ABOUT THIS EXERCISE: Among the entries below, please show each line that carries the word "cycle".

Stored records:
────────

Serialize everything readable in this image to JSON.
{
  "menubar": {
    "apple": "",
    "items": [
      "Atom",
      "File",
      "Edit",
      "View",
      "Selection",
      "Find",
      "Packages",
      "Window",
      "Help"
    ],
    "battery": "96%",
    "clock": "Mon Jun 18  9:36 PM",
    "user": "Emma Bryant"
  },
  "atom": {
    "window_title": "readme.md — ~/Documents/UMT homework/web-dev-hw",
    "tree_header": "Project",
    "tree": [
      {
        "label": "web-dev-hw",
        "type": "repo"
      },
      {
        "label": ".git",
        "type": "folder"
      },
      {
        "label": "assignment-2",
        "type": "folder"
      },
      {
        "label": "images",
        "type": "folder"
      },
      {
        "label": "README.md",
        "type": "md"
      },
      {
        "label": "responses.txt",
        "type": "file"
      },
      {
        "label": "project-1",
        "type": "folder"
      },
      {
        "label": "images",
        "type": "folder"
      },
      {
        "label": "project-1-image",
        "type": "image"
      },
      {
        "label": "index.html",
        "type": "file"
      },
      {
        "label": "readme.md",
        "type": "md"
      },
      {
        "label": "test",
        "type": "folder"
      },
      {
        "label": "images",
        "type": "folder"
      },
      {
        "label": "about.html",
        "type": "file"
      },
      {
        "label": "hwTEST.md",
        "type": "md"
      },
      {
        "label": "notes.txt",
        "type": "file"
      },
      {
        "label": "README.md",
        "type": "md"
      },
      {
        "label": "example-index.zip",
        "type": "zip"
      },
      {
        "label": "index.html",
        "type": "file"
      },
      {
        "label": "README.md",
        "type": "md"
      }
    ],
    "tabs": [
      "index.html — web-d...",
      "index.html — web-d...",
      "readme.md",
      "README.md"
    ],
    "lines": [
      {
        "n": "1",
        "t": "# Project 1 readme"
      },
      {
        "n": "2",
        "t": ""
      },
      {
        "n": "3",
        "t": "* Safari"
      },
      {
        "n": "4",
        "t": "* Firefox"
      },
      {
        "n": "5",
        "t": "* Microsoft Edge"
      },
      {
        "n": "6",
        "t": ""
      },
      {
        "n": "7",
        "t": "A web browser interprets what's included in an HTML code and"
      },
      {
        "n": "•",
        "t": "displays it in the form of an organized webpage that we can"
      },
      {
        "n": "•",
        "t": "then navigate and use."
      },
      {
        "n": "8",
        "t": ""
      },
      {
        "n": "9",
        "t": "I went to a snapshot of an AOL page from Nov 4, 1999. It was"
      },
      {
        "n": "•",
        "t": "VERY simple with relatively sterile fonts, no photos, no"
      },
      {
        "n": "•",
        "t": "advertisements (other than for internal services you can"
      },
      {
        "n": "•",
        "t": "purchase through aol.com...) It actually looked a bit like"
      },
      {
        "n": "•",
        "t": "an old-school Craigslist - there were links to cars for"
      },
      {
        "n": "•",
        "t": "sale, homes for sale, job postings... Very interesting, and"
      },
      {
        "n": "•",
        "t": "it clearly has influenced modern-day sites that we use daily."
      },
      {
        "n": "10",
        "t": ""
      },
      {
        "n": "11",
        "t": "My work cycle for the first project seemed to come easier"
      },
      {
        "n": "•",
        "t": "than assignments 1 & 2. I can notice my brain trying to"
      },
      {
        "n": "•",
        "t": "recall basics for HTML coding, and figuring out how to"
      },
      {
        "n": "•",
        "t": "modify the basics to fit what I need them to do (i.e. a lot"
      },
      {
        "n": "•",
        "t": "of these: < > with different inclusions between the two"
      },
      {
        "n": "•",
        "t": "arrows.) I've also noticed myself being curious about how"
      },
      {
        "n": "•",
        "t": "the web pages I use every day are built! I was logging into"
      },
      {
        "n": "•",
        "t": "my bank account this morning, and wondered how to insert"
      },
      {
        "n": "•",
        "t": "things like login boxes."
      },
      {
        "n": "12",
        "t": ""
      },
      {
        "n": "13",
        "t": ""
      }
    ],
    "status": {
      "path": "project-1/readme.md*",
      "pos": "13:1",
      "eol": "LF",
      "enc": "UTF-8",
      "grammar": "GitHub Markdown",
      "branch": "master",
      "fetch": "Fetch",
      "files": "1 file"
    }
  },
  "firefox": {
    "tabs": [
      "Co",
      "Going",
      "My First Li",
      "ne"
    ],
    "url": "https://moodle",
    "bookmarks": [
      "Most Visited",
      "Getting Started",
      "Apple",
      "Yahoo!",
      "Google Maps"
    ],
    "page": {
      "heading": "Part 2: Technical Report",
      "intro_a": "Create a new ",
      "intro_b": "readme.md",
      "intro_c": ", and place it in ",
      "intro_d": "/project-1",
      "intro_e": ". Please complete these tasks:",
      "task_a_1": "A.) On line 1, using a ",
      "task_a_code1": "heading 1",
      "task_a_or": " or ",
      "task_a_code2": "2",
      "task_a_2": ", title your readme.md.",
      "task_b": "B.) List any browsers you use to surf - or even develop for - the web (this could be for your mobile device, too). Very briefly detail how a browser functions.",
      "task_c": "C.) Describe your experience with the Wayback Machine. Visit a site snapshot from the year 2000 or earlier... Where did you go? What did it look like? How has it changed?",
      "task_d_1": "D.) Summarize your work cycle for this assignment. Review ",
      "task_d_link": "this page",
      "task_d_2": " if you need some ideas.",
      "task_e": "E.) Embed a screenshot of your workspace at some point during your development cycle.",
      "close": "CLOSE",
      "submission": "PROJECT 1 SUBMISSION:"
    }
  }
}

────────

SOLVED EXERCISE:
        "t": "My work cycle for the first project seemed to come easier"
      "task_d_1": "D.) Summarize your work cycle for this assignment. Review ",
      "task_e": "E.) Embed a screenshot of your workspace at some point during your development cycle.",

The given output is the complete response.